Historical Marker #1866 marks the Pike County Courthouse and Jail, where members of the Hatfield family were tried and found guilty of the murders of Tolbert, Randolph, Jr., Pharmer, Alifair, and Calvin McCoy.
In September 1889, the bloody results of the feud brought many of the participants into the courthouse in Pikeville. Here, eight members of the Hatfield group were convicted of murder and sentenced to life in prison. One, Ellison Mounts, who pled guilty to the murder of Alifair McCoy, the daughter of Randolph and Sarah, was sentenced to death and hanged the following year (covered in marker #1913).
These legal proceedings effectively moved the feud from the hills and hollers into the judicial system and newspapers. Working through legal channels clashed with stereotypes that emphasize interpersonal violence, yet the McCoy’s sought justice in courts by the end of the 1880s. This speaks to the expanding cast of characters involved in the drama, which by this point had embroiled the governors of both Kentucky and West Virginia. The growing outside interest in the feud reflected a more general expansion of interest in southern Appalachia generally as the region became increasingly incorporated into the national economy.
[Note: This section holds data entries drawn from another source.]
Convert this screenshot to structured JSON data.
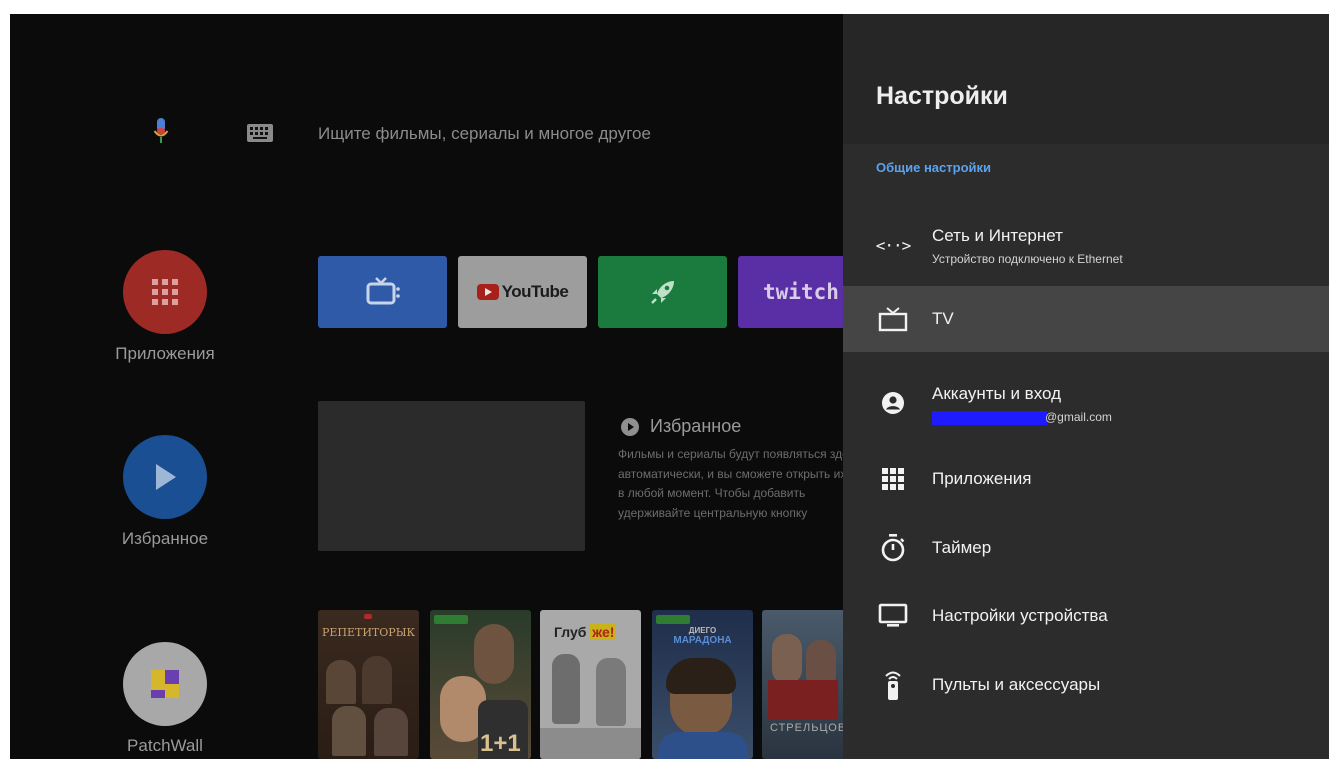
{
  "search": {
    "placeholder": "Ищите фильмы, сериалы и многое другое"
  },
  "sidebar": {
    "items": [
      {
        "label": "Приложения",
        "icon": "apps-grid-icon",
        "color": "#d32f2f"
      },
      {
        "label": "Избранное",
        "icon": "play-icon",
        "color": "#1565c0"
      },
      {
        "label": "PatchWall",
        "icon": "patchwall-icon",
        "color": "#e0e0e0"
      }
    ]
  },
  "apps_row": [
    {
      "name": "Live TV",
      "icon": "tv-icon",
      "color": "#3f7be8"
    },
    {
      "name": "YouTube",
      "label": "YouTube",
      "color": "#d6d6d6"
    },
    {
      "name": "Launcher",
      "icon": "rocket-icon",
      "color": "#23a34a"
    },
    {
      "name": "Twitch",
      "label": "twitch",
      "color": "#7b3fe4"
    }
  ],
  "favorites": {
    "title": "Избранное",
    "description_lines": [
      "Фильмы и сериалы будут появляться здесь",
      "автоматически, и вы сможете открыть их",
      "в любой момент. Чтобы добавить",
      "удерживайте центральную кнопку"
    ]
  },
  "posters": [
    {
      "title": "РЕПЕТИТОРЫК",
      "color": "#4a3a2a"
    },
    {
      "title": "1+1",
      "color": "#6f5a44"
    },
    {
      "title_a": "Глуб",
      "title_b": "же!",
      "color": "#cfcfcf"
    },
    {
      "title_a": "ДИЕГО",
      "title_b": "МАРАДОНА",
      "color": "#2f4f7f"
    },
    {
      "title": "СТРЕЛЬЦОВ",
      "color": "#3b4a5a"
    }
  ],
  "settings": {
    "title": "Настройки",
    "section": "Общие настройки",
    "items": [
      {
        "label": "Сеть и Интернет",
        "sub": "Устройство подключено к Ethernet",
        "icon": "network-icon"
      },
      {
        "label": "TV",
        "icon": "tv-outline-icon",
        "selected": true
      },
      {
        "label": "Аккаунты и вход",
        "sub": "@gmail.com",
        "icon": "account-icon"
      },
      {
        "label": "Приложения",
        "icon": "apps-grid-icon"
      },
      {
        "label": "Таймер",
        "icon": "timer-icon"
      },
      {
        "label": "Настройки устройства",
        "icon": "monitor-icon"
      },
      {
        "label": "Пульты и аксессуары",
        "icon": "remote-icon"
      }
    ]
  }
}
The violence of the feud was viewed as antithetical to progress and an obstacle to economic prosperity. Bringing the feud under the authority of the state, then, would make the region safe for outside investment and economic modernization.
Historical Marker #1866 was dedicated in 1990.
The marker reads:
Pike Co. Courthouse and Jail
Courthouse erected 1888-89 by McDonald Bros.; later renovated 1932-33. Here was scene of Hatfield clan trials for murders of Tolbert, Randolph, Jr., Pharmer, Alifair, and Calvin McCoy. The defendants lodged in adjacent jail; found guilty and sentenced to life in prison except Ellison Mounts, hanged February 18, 1890. Courthouse and jail part of Hatfield-McCoy Feud Historic Dist.